Day four started with a ferry to the Viking Ship Museum to marvel at the intricate carvings and how exposed the Vikings would have been when travelling considerable distances in the relatively small and shallow ships.
As usual, the first band of the night was the one I was most keen to see, and Czechoslovakians CULT OF FIRE did not disappoint. An impressive set both visually and sonically, with incisive guitar work providing both slow atmospherics and riffier melodies. There were plentiful candle flames as befitted their name, and they certainly won the prize for the biggest headwear!

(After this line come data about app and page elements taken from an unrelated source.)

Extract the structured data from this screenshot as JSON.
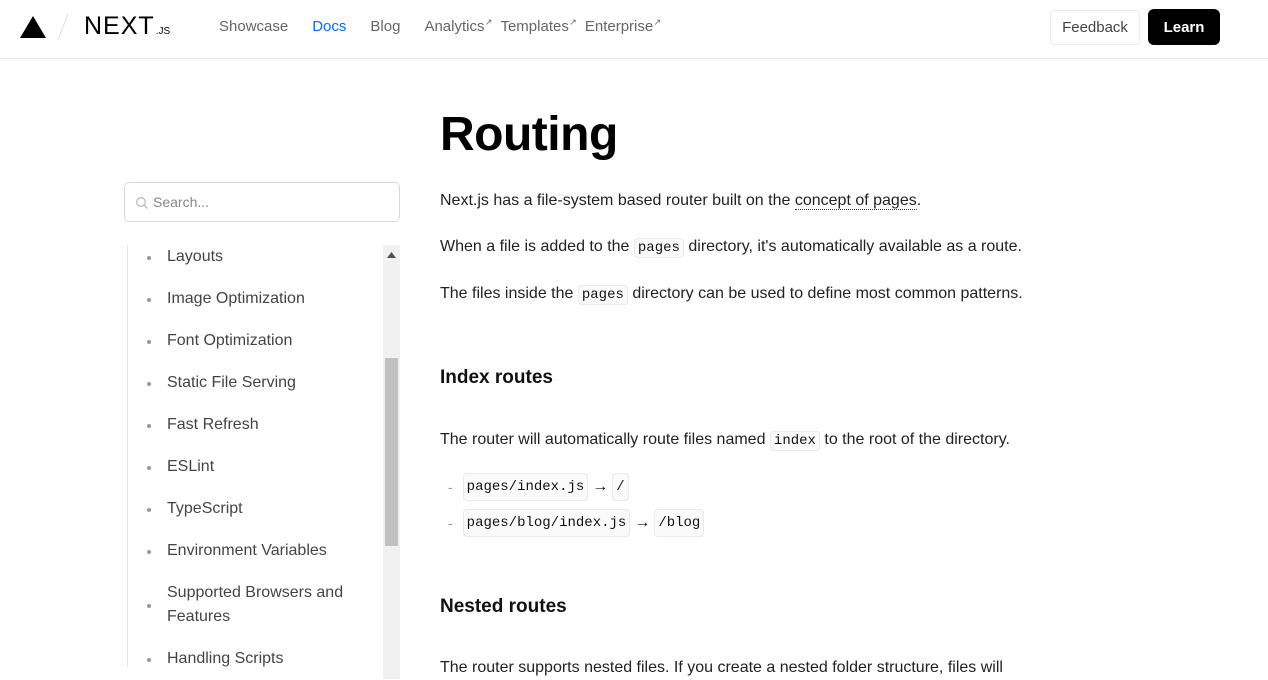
{
  "header": {
    "brand": "NEXT",
    "brand_suffix": ".JS",
    "nav": [
      {
        "label": "Showcase"
      },
      {
        "label": "Docs"
      },
      {
        "label": "Blog"
      },
      {
        "label": "Analytics"
      },
      {
        "label": "Templates"
      },
      {
        "label": "Enterprise"
      }
    ],
    "external_arrow": "↗",
    "feedback_label": "Feedback",
    "learn_label": "Learn"
  },
  "sidebar": {
    "search_placeholder": "Search...",
    "items": [
      {
        "label": "Layouts"
      },
      {
        "label": "Image Optimization"
      },
      {
        "label": "Font Optimization"
      },
      {
        "label": "Static File Serving"
      },
      {
        "label": "Fast Refresh"
      },
      {
        "label": "ESLint"
      },
      {
        "label": "TypeScript"
      },
      {
        "label": "Environment Variables"
      },
      {
        "label": "Supported Browsers and Features"
      },
      {
        "label": "Handling Scripts"
      }
    ]
  },
  "main": {
    "title": "Routing",
    "intro": {
      "before": "Next.js has a file-system based router built on the ",
      "link": "concept of pages",
      "after": "."
    },
    "p2": {
      "before": "When a file is added to the ",
      "code": "pages",
      "after": " directory, it's automatically available as a route."
    },
    "p3": {
      "before": "The files inside the ",
      "code": "pages",
      "after": " directory can be used to define most common patterns."
    },
    "index_routes": {
      "heading": "Index routes",
      "text_before": "The router will automatically route files named ",
      "code": "index",
      "text_after": " to the root of the directory.",
      "routes": [
        {
          "file": "pages/index.js",
          "route": "/"
        },
        {
          "file": "pages/blog/index.js",
          "route": "/blog"
        }
      ],
      "dash": "-",
      "arrow": "→"
    },
    "nested_routes": {
      "heading": "Nested routes",
      "text": "The router supports nested files. If you create a nested folder structure, files will"
    }
  },
  "colors": {
    "accent": "#0070f3",
    "text": "#111111",
    "muted": "#666666",
    "border": "#eaeaea"
  }
}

ARCHGOAT were certainly on form for this, their debut outing at Inferno. I had previously found their vocal style a bit too harsh, but this time it fitted in with the overall aural assault. Finnish black metal invariably finds favour with me though.
Archgoat by Eric Waring
Dutch symphonic black metal band CARACH ANGREN put on a good show. Rockefeller is a good venue for theatrics, and their dramatic storytelling involved rising columns, the murder of a dummy and animated keyboards. The lighting was innovative too, and the music totally tight.
As ever, 1349’s set was heralded by drummer Frost and guitarist Archaon fire breathing from the front of the stage, before they launched into the set proper with Godslayer. Subtle they aren’t, the constant sonic barrage matched by enough pyro to heat the place for a week. Driven along by Frost’s inimitable drumming they drove the crowd into a frenzy, with circle pits and crowd surfing while security struggled to keep flying bodies out of the flames.
MISPYRMING closed the festival downstairs with a set of intense Icelandic black metal with long instrumental periods that was a suitable contrast to 1349 and a fine way for me to finish, so I left Opeth to the more prog minded and retired
Mispyrming by Eric Waring